Genesis 1:26-29; 2:18-25; Matthew 5:27-30; 1 Thess 4:3-4

Article 5: Bias

We affirm that, as a tool created by humans, AI will be inherently subject to bias and that these biases must be accounted for, minimized, or removed through continual human oversight and discretion. AI should be designed and used in such ways that treat all human beings as having equal worth and dignity. AI should be utilized as a tool to identify and eliminate bias inherent in human decision-making.

We deny that AI should be designed or used in ways that violate the fundamental principle of human dignity for all people. Neither should AI be used in ways that reinforce or further any ideology or agenda, seeking to subjugate human autonomy under the power of the state.

Micah 6:8; John 13:34; Galatians 3:28-29; 5:13-14; Philippians 2:3-4; Romans 12:10

Article 4: Medicine

We affirm that AI-related advances in medical technologies are expressions of God’s common grace through and for people created in His image and that these advances will increase our capacity to provide enhanced medical diagnostics and therapeutic interventions as we seek to care for all people. These advances should be guided by basic principles of medical ethics, including beneficence, non-maleficence, autonomy, and justice, which are all consistent with the biblical principle of loving our neighbor.

We deny that death and disease—effects of the Fall—can ultimately be eradicated apart from Jesus Christ. Utilitarian applications regarding healthcare distribution should not override the dignity of human life. Fur- 3 thermore, we reject the materialist and consequentialist worldview that understands medical applications of AI as a means of improving, changing, or completing human beings.

Matthew 5:45; John 11:25-26; 1 Corinthians 15:55-57; Galatians 6:2; Philippians 2:4

Article 3: Relationship of AI & Humanity

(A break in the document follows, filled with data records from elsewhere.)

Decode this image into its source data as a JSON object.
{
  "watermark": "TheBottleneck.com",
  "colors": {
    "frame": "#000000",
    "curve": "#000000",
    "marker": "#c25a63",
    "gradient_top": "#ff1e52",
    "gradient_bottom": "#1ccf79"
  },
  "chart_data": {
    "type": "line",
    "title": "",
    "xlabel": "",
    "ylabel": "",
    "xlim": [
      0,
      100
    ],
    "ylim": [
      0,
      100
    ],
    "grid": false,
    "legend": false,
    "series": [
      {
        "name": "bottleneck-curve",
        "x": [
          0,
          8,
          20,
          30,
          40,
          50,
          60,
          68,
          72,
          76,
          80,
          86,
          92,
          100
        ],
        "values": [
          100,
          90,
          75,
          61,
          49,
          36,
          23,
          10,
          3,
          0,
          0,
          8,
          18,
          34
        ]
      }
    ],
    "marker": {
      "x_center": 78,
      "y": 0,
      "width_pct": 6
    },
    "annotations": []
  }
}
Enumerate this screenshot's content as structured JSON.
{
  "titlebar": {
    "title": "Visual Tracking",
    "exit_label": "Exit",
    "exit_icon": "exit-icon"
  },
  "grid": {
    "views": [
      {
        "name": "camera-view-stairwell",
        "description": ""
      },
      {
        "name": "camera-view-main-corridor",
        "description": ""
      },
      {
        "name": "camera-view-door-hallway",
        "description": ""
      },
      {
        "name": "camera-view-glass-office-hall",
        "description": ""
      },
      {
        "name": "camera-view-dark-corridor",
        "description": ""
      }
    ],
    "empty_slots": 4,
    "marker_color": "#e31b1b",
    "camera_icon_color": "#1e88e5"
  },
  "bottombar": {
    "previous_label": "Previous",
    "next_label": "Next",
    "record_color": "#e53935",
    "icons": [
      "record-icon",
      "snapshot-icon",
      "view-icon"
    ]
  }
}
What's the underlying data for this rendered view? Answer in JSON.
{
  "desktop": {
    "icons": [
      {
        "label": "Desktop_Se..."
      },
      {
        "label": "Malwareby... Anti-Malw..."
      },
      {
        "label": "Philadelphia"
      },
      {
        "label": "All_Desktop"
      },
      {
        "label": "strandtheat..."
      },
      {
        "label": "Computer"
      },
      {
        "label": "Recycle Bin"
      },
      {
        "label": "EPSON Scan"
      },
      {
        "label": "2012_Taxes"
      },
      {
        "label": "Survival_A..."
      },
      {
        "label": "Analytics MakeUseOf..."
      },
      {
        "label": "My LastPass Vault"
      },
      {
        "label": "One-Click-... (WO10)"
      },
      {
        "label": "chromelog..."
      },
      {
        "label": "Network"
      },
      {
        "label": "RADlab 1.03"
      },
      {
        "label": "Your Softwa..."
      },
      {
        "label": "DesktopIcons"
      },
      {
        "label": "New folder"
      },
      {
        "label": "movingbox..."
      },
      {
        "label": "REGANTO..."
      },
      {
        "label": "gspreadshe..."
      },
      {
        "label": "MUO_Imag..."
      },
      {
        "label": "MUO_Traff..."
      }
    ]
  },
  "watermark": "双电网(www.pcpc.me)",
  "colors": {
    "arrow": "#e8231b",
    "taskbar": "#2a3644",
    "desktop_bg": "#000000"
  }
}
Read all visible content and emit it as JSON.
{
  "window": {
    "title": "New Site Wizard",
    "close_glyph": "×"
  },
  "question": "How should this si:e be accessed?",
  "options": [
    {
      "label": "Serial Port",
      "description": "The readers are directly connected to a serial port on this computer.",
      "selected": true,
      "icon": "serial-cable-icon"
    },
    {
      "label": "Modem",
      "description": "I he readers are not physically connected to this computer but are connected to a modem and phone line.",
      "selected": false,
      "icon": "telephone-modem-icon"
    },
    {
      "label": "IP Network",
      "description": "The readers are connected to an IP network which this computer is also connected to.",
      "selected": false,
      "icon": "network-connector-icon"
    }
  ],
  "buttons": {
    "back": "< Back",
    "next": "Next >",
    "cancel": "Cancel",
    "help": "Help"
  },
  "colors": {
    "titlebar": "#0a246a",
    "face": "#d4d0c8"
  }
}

We affirm the use of AI to inform and aid human reasoning and moral decision-making because it is a tool that excels at processing data and making determinations, which often mimics or exceeds human ability. While AI excels in data-based computation, technology is incapable of possessing the capacity for moral agency or responsibility.

We deny that humans can or should cede our moral accountability or responsibilities to any form of AI that will ever be created. Only humanity will be judged by God on the basis of our actions and that of the tools we create. While technology can be created with a moral use in view, it is not a moral agent. Humans alone bear the responsibility for moral decision making.

Romans 2:6-8; Galatians 5:19-21; 2 Peter 1:5-8; 1 John 2:1

Article 2: AI as Technology

We affirm that the development of AI is a demonstration of the unique creative abilities of human beings. When AI is employed in accordance with God’s moral will, it is an example of man’s obedience to the divine command to steward creation and to honor Him. We believe in innovation for the glory of God, the sake of human flourishing, and the love of neighbor. While we acknowledge the reality of the Fall and its consequences on human nature and human innovation, technology can be used in society to uphold human dignity. As a part of our God-given creative nature, human beings should develop and harness technology in ways that lead to greater flourishing and the alleviation of human suffering.

We deny that the use of AI is morally neutral. It is not worthy of man’s hope, worship, or love. Since the Lord Jesus alone can atone for sin and reconcile humanity to its Creator, technology such as AI cannot fulfill humanity’s ultimate needs. We further deny the goodness and benefit of any application of AI that devalues or degrades the dignity and worth of another human being. 

Genesis 2:25; Exodus 20:3; 31:1-11; Proverbs 16:4; Matthew 22:37-40; Romans 3:23

Article 1: Image of God

We affirm that God created each human being in His image with intrinsic and equal worth, dignity, and moral agency, distinct from all creation, and that humanity’s creativity is intended to reflect God’s creative pattern.

We deny that any part of creation, including any form of technology, should ever be used to usurp or subvert the dominion and stewardship which has been entrusted solely to humanity by God; nor should technology be assigned a level of human identity, worth, dignity, or moral agency.

Genesis 1:26-28; 5:1-2; Isaiah 43:6-7; Jeremiah 1:5; John 13:34; Colossians 1:16; 3:10; Ephesians 4:24